Moist Chocolate Bundt Cake
Adapted from Ellie Krieger
3/4 cup whole-wheat pastry flour
1/2 cup all-purpose flour
1/2 cup Dutch processed cocoa
1/4 teaspoon salt
1 teaspoon baking soda
1 teaspoon baking powder
2 tablespoons butter, melted
2 tablespoons canola oil
2 egg whites
1 1/2 cups lowfat yogurt
2 teaspoons vanilla extract
3/4 cup granulated sugar
1 tablespoon espresso powder, dissolved in 1 tablespoon of hot water
2 ounces good-quality dark chocolate
1 tablespoon powdered sugar, optional
Arrange rack in center of oven and preheat oven to 350 degrees F. Spray a bundt pan with cooking spray and set aside.
Whisk together flours, cocoa, salt, baking soda and baking powder in a medium bowl, then sift ingredients through a fine mesh strainer.
In a large mixing bowl, whisk together melted butter and oil. Add eggs and egg whites and whisk to incorporate. Fold in yogurt, vanilla, sugar and dissolved espresso powder. Melt the chocolate in the microwave for 60 to 90 seconds; do so in 30 second intervals, stirring between intervals and stopping when it’s melted and smooth. Fold chocolate into batter.
Gradually add sifted dry ingredients and stir until just incorporated; do not over beat. Pour batter into prepared pan. Bake for 35 to 40 minutes, until cake has risen nicely and a toothpick inserted into the center comes out clean. Cool 10 minutes on a wire rack, in the pan.
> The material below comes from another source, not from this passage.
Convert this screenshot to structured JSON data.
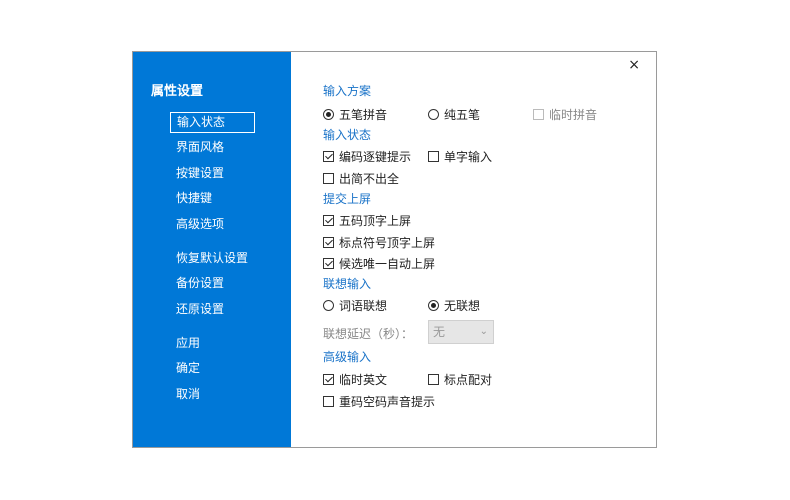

Place the wrack, upside down, on the top of the pan (the open end) and carefully invert the cake onto the wrack.
Dust with powdered sugar, if desired.
* If you want more of a coffee flavor, I think you could drizzle the cake, while it’s still warm, with a bit of Kahlua.